Your copy should match the listing word for word, apart from the pictures, which are left out.

:::::

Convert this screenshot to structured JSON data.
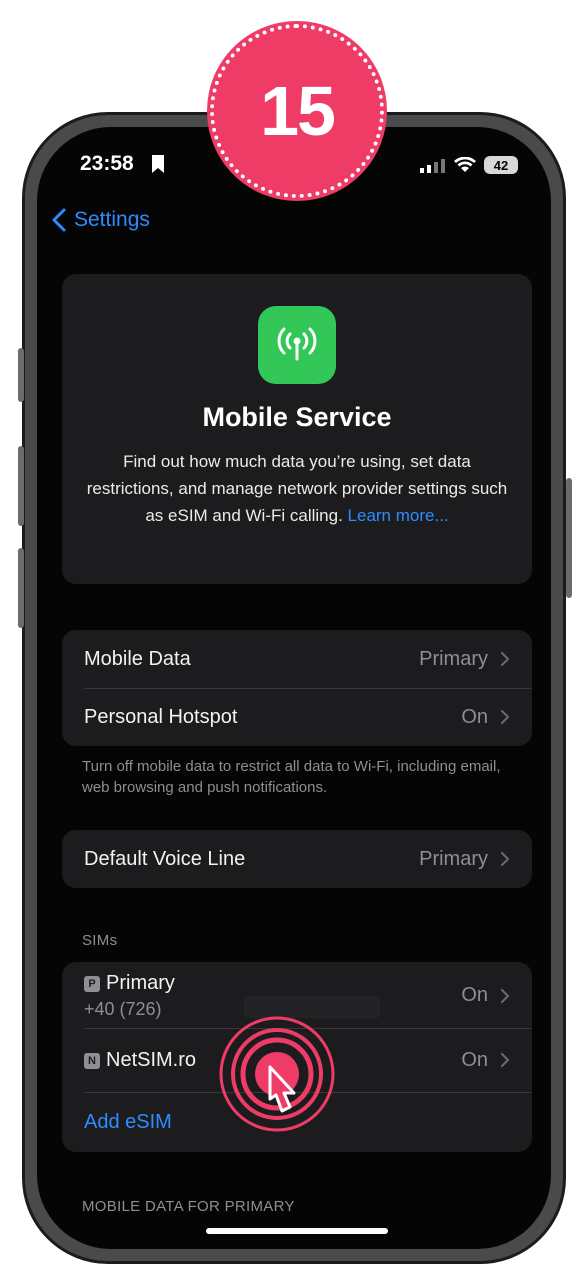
{
  "badge": {
    "step_number": "15"
  },
  "status_bar": {
    "time": "23:58",
    "battery_level": "42"
  },
  "nav": {
    "back_label": "Settings"
  },
  "hero": {
    "title": "Mobile Service",
    "description": "Find out how much data you’re using, set data restrictions, and manage network provider settings such as eSIM and Wi-Fi calling.",
    "learn_more": "Learn more..."
  },
  "data_group": {
    "rows": [
      {
        "label": "Mobile Data",
        "value": "Primary"
      },
      {
        "label": "Personal Hotspot",
        "value": "On"
      }
    ],
    "footnote": "Turn off mobile data to restrict all data to Wi-Fi, including email, web browsing and push notifications."
  },
  "voice_group": {
    "label": "Default Voice Line",
    "value": "Primary"
  },
  "sims": {
    "header": "SIMs",
    "items": [
      {
        "icon_letter": "P",
        "label": "Primary",
        "number": "+40 (726)",
        "value": "On"
      },
      {
        "icon_letter": "N",
        "label": "NetSIM.ro",
        "value": "On"
      }
    ],
    "add_label": "Add eSIM"
  },
  "bottom_header": "MOBILE DATA FOR PRIMARY",
  "colors": {
    "accent": "#2d8cff",
    "badge": "#ee3c66",
    "app_icon": "#33c758",
    "card": "#1c1c1e"
  },
  "icons": [
    "bookmark-icon",
    "signal-icon",
    "wifi-icon",
    "battery-icon",
    "back-chevron-icon",
    "antenna-icon",
    "chevron-right-icon",
    "sim-card-icon",
    "tap-gesture-icon"
  ]
}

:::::

Task result:
Convert this screenshot to structured JSON data.
{
  "badge": {
    "step_number": "15"
  },
  "status_bar": {
    "time": "23:58",
    "battery_level": "42"
  },
  "nav": {
    "back_label": "Settings"
  },
  "hero": {
    "title": "Mobile Service",
    "description": "Find out how much data you’re using, set data restrictions, and manage network provider settings such as eSIM and Wi-Fi calling.",
    "learn_more": "Learn more..."
  },
  "data_group": {
    "rows": [
      {
        "label": "Mobile Data",
        "value": "Primary"
      },
      {
        "label": "Personal Hotspot",
        "value": "On"
      }
    ],
    "footnote": "Turn off mobile data to restrict all data to Wi-Fi, including email, web browsing and push notifications."
  },
  "voice_group": {
    "label": "Default Voice Line",
    "value": "Primary"
  },
  "sims": {
    "header": "SIMs",
    "items": [
      {
        "icon_letter": "P",
        "label": "Primary",
        "number": "+40 (726)",
        "value": "On"
      },
      {
        "icon_letter": "N",
        "label": "NetSIM.ro",
        "value": "On"
      }
    ],
    "add_label": "Add eSIM"
  },
  "bottom_header": "MOBILE DATA FOR PRIMARY",
  "colors": {
    "accent": "#2d8cff",
    "badge": "#ee3c66",
    "app_icon": "#33c758",
    "card": "#1c1c1e"
  },
  "icons": [
    "bookmark-icon",
    "signal-icon",
    "wifi-icon",
    "battery-icon",
    "back-chevron-icon",
    "antenna-icon",
    "chevron-right-icon",
    "sim-card-icon",
    "tap-gesture-icon"
  ]
}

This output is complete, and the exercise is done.